- Rated R
- Buy the BD
Reviewed by Jason Zingale
lexander Payne is a master of black comedy, but before he became a household name with films like “Sideways” and “About Schmidt” (at least, in households who regularly watch the Oscars), the writer/director made “Election,” the most biting high school satire since “Heathers.” Though not as dark as Michael Lehman’s 1988 film, to say that “Election” is actually about high school would be to sell the movie short. Long celebrated as a clever adaptation of the Tom Perrotta novel, the film also helped launch the career of Reese Witherspoon, who reminds us here why she became a star in the first place.
As Tracy Flick, Witherspoon perfectly tows the line between cute and irritating – an ambitious overachiever who has her hand in every extracurricular activity at school. Most would concede that Tracy is the natural choice to become the next student council president (in fact, she’s currently running uncontested), but history teacher/student council advisor Jim McAllister (Matthew Broderick) strongly disagrees. He’s sick and tired of watching Tracy get everything that she wants, and instead of sitting back and letting her win, he encourages a sweet-natured but dopey jock named Paul Metzler (Chris Klein) to run against her. When Paul’s younger lesbian sister, Tammy (Jessica Campbell), also joins the race, however, Jim’s plan to dethrone Tracy begins to take a vicious detour.
It’s been said that life is like high school, and in the case of “Election,” it couldn’t be more true. Deconstructing the political process by way of a student council election, the film shows the extreme lengths that people go to in order to get their way. Slanderous TV ads may be a little more destructive than, say, defacing campaign posters, but it’s the same difference. What’s ultimately so great about this setup, though, is that it makes a point of satirizing those politicians who believe they’re entitled to more than they deserve. (Call Tom Perrotta a prophet, but watching the film post-Bush era brings new meaning to the message.) The trait can be found in all four main characters, but Jim (the one man trying to curb this sense of self-entitlement) is the guiltiest of the bunch. Though he’s introduced as a good person (great with students, loves his wife, etc.), the more involved he gets in the election, the more it affects his personal life.

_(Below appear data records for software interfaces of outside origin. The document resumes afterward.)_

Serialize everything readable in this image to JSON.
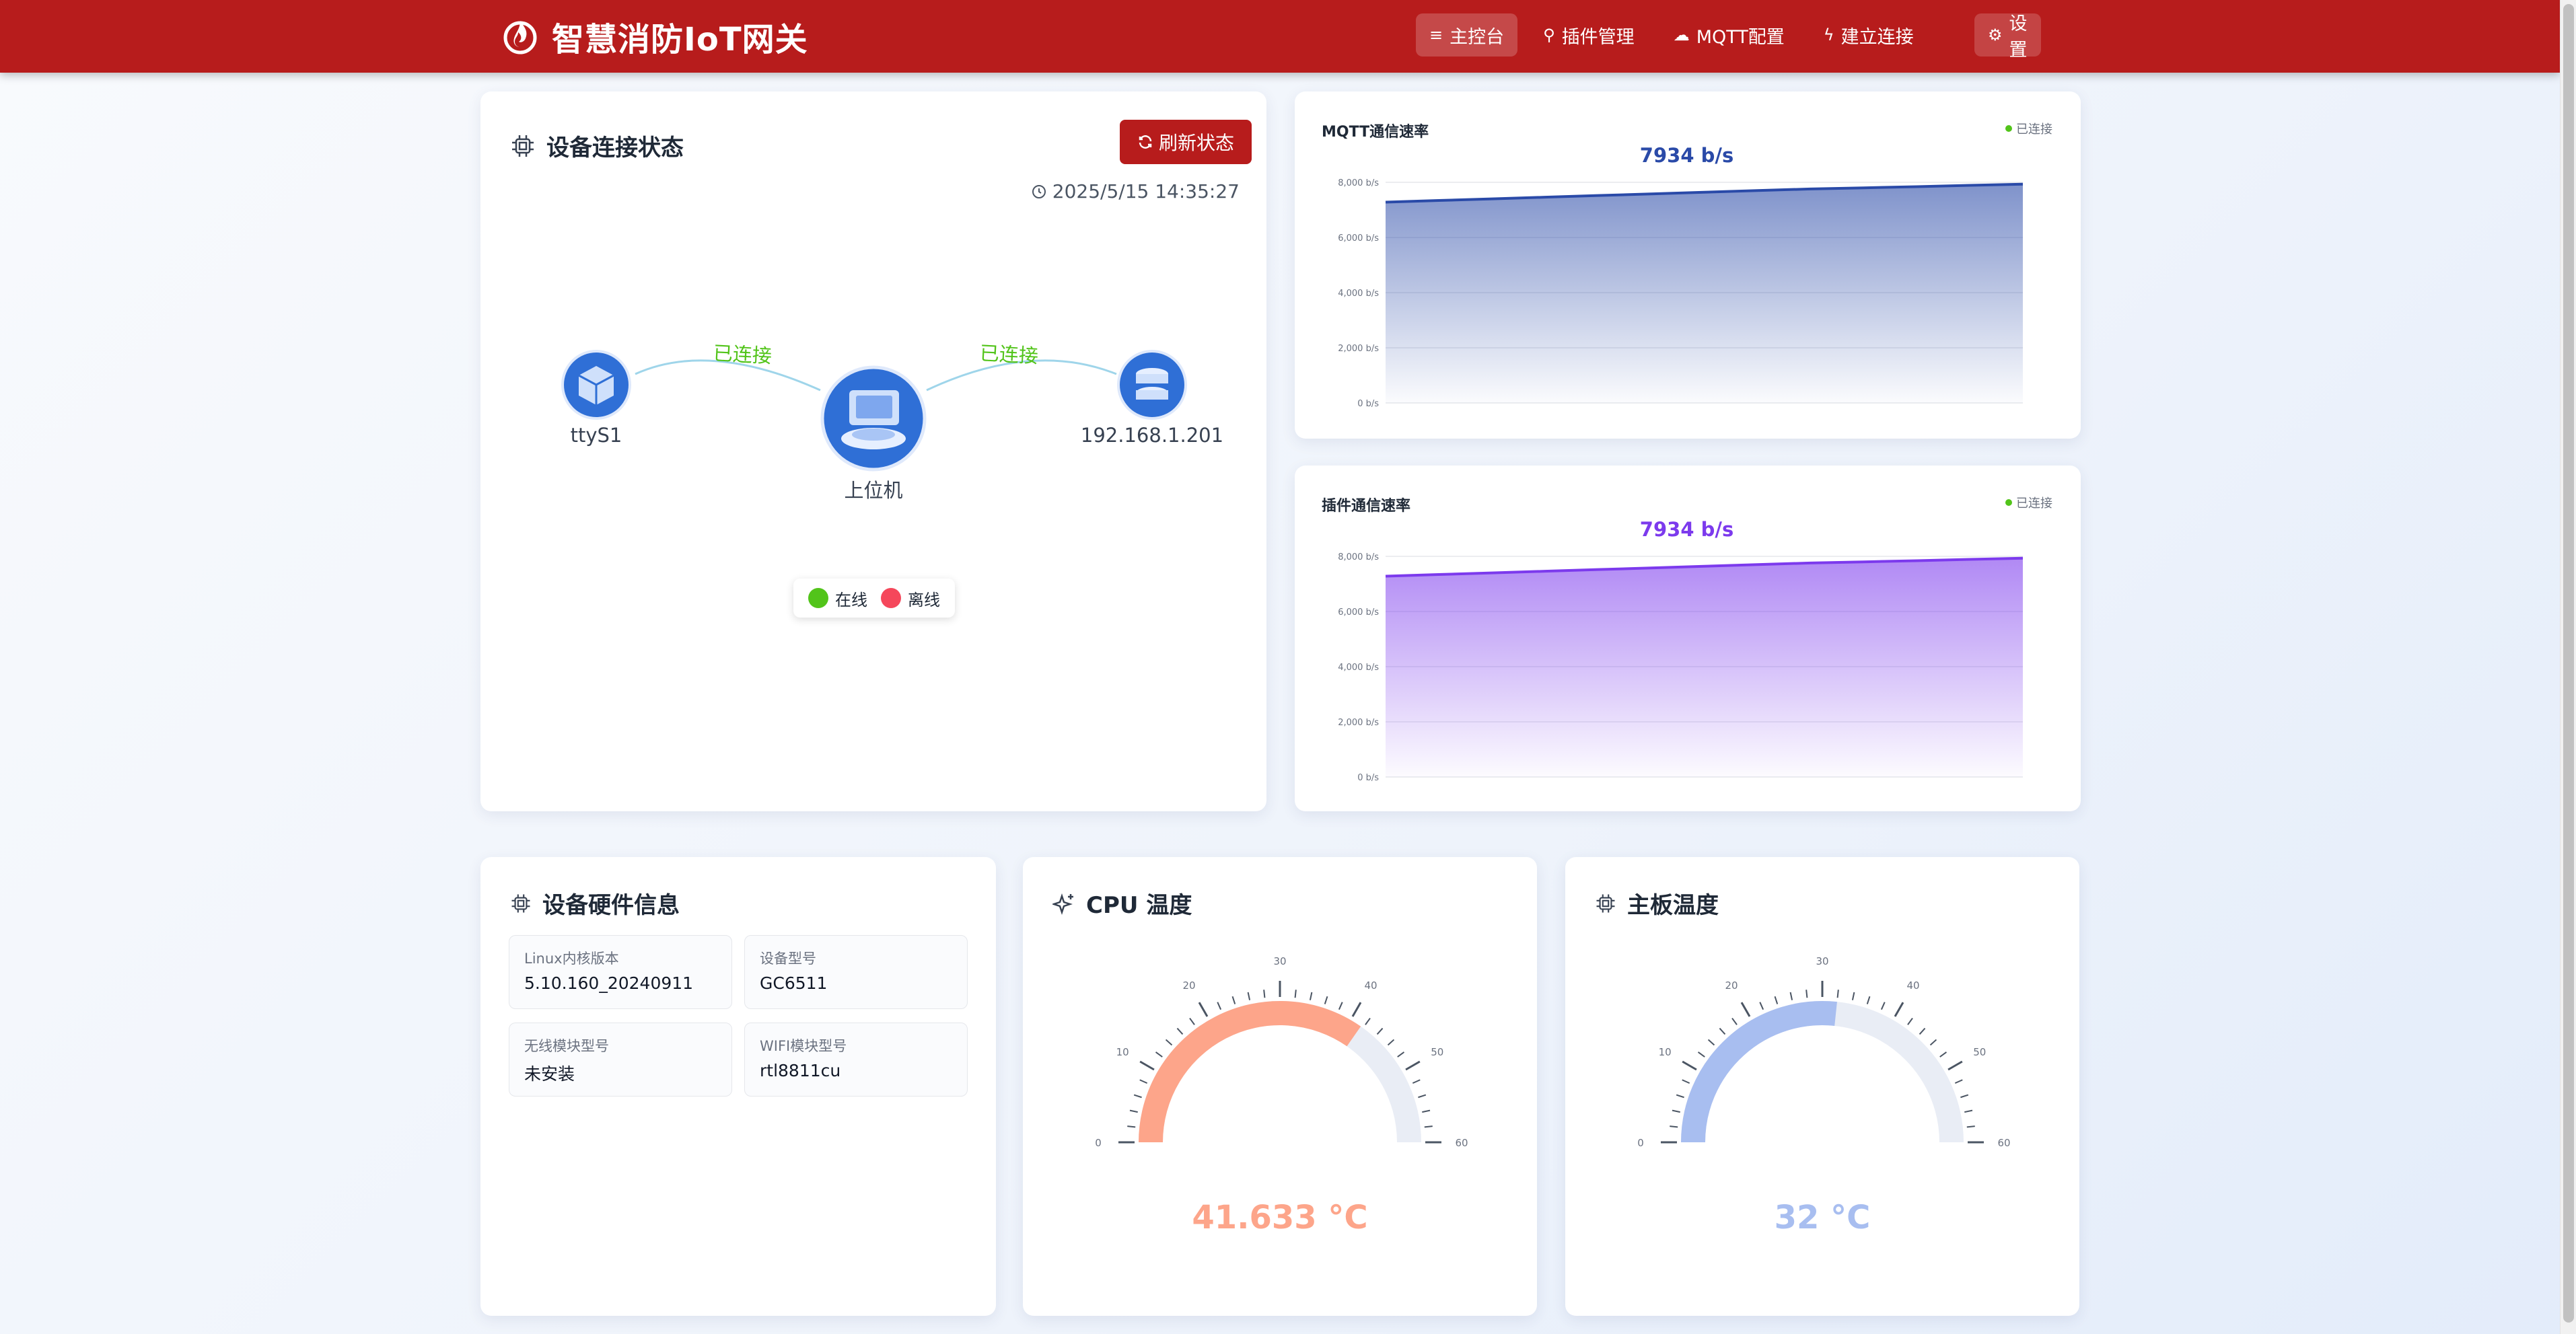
{
  "app": {
    "title": "智慧消防IoT网关"
  },
  "nav": {
    "items": [
      {
        "label": "主控台",
        "icon": "menu-icon",
        "active": true
      },
      {
        "label": "插件管理",
        "icon": "plugin-icon",
        "active": false
      },
      {
        "label": "MQTT配置",
        "icon": "cloud-upload-icon",
        "active": false
      },
      {
        "label": "建立连接",
        "icon": "lightning-icon",
        "active": false
      },
      {
        "label": "设置",
        "icon": "gear-icon",
        "active": false
      }
    ]
  },
  "connection": {
    "title": "设备连接状态",
    "refresh_label": "刷新状态",
    "timestamp": "2025/5/15 14:35:27",
    "nodes": {
      "left": "ttyS1",
      "center": "上位机",
      "right": "192.168.1.201"
    },
    "links": {
      "left": "已连接",
      "right": "已连接"
    },
    "legend": {
      "online": "在线",
      "offline": "离线"
    },
    "colors": {
      "online": "#52c41a",
      "offline": "#f5475b",
      "node": "#2f6fd6"
    }
  },
  "chart_data": [
    {
      "type": "area",
      "title": "MQTT通信速率",
      "status": "已连接",
      "current_value": "7934 b/s",
      "x": [
        0,
        1,
        2,
        3,
        4,
        5,
        6,
        7,
        8,
        9,
        10,
        11,
        12
      ],
      "values": [
        7280,
        7340,
        7400,
        7460,
        7520,
        7580,
        7640,
        7700,
        7760,
        7800,
        7840,
        7890,
        7934
      ],
      "ylim": [
        0,
        8000
      ],
      "yticks": [
        "0 b/s",
        "2,000 b/s",
        "4,000 b/s",
        "6,000 b/s",
        "8,000 b/s"
      ],
      "color": "#2a4aa8",
      "grid": true
    },
    {
      "type": "area",
      "title": "插件通信速率",
      "status": "已连接",
      "current_value": "7934 b/s",
      "x": [
        0,
        1,
        2,
        3,
        4,
        5,
        6,
        7,
        8,
        9,
        10,
        11,
        12
      ],
      "values": [
        7280,
        7340,
        7400,
        7460,
        7520,
        7580,
        7640,
        7700,
        7760,
        7800,
        7840,
        7890,
        7934
      ],
      "ylim": [
        0,
        8000
      ],
      "yticks": [
        "0 b/s",
        "2,000 b/s",
        "4,000 b/s",
        "6,000 b/s",
        "8,000 b/s"
      ],
      "color": "#7c3aed",
      "grid": true
    }
  ],
  "hardware": {
    "title": "设备硬件信息",
    "items": [
      {
        "label": "Linux内核版本",
        "value": "5.10.160_20240911"
      },
      {
        "label": "设备型号",
        "value": "GC6511"
      },
      {
        "label": "无线模块型号",
        "value": "未安装"
      },
      {
        "label": "WIFI模块型号",
        "value": "rtl8811cu"
      }
    ]
  },
  "gauges": [
    {
      "title": "CPU 温度",
      "icon": "sparkle-icon",
      "value": 41.633,
      "display": "41.633 °C",
      "min": 0,
      "max": 60,
      "ticks": [
        "0",
        "10",
        "20",
        "30",
        "40",
        "50",
        "60"
      ],
      "color": "#fda58a"
    },
    {
      "title": "主板温度",
      "icon": "chip-icon",
      "value": 32,
      "display": "32 °C",
      "min": 0,
      "max": 60,
      "ticks": [
        "0",
        "10",
        "20",
        "30",
        "40",
        "50",
        "60"
      ],
      "color": "#a8bef0"
    }
  ]
}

That the nerdy Matthew Broderick plays Jim only helps make him a bigger loser than he seems, and it remains the actor’s best adult role to date. In fact, for as sharp as the writing is, the film wouldn’t contain nearly the same punch without the solid performances of its cast. Witherspoon plays the elitist go-getter with the kind of conviction you’d expect from someone who owns a production company called Type A Films, while Chris Klein’s limited talent actually serves him well as the clueless football star. That's not exactly the most glowing compliment you could give an actor, but for someone of his range, it's more than he deserves. Unfortunately, "Election" hasn't been shown quite the same courtesy over the last 10 years, which is a shame, because unlike the selfish characters that inhabit it, the film is actually worthy of all the praise.
Single-Disc Blu-Ray Review:
While it’s nice to see that Paramount is digging a little deeper into their catalog for movies to re-release on Blu-ray, “Election” is a bit of a disappointment. The new digital transfer is noticeably cleaner, but still not perfect, while the only special features is an audio commentary by writer/director Alexander Payne. It’s actually a pretty decent commentary, with info about filming in Ohama as well as other random tidbits, but by failing to include a certain deleted scene that he discusses in detail early on, the studio missed a golden opportunity to make the single-disc release a must-have for fans.